Records drawn from a dataset
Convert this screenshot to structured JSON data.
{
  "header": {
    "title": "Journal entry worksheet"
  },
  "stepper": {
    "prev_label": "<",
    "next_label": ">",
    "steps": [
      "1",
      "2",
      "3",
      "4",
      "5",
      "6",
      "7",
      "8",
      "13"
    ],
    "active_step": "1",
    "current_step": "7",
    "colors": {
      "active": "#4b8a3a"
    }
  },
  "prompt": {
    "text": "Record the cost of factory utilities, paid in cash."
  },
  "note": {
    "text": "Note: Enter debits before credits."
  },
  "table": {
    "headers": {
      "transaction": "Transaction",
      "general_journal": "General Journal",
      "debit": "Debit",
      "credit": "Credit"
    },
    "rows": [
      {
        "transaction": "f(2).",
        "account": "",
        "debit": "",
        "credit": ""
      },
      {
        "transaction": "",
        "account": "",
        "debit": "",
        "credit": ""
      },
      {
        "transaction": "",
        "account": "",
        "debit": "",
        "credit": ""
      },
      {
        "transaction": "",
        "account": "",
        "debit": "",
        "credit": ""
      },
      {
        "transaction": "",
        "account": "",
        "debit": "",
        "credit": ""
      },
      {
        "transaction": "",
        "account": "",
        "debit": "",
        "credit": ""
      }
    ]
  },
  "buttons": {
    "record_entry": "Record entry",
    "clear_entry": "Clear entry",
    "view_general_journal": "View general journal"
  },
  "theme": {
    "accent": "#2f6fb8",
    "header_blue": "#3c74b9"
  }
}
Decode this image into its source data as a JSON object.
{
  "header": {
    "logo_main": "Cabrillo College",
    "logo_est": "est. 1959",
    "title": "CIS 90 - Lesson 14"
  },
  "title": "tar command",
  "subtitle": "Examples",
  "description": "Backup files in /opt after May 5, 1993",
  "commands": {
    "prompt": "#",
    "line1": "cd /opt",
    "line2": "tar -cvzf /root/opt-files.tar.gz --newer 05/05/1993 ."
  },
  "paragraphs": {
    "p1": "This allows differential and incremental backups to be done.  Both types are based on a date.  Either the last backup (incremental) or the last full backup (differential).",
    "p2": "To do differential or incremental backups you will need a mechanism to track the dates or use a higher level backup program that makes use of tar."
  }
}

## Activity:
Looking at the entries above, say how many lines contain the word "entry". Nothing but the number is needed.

## Written response:
3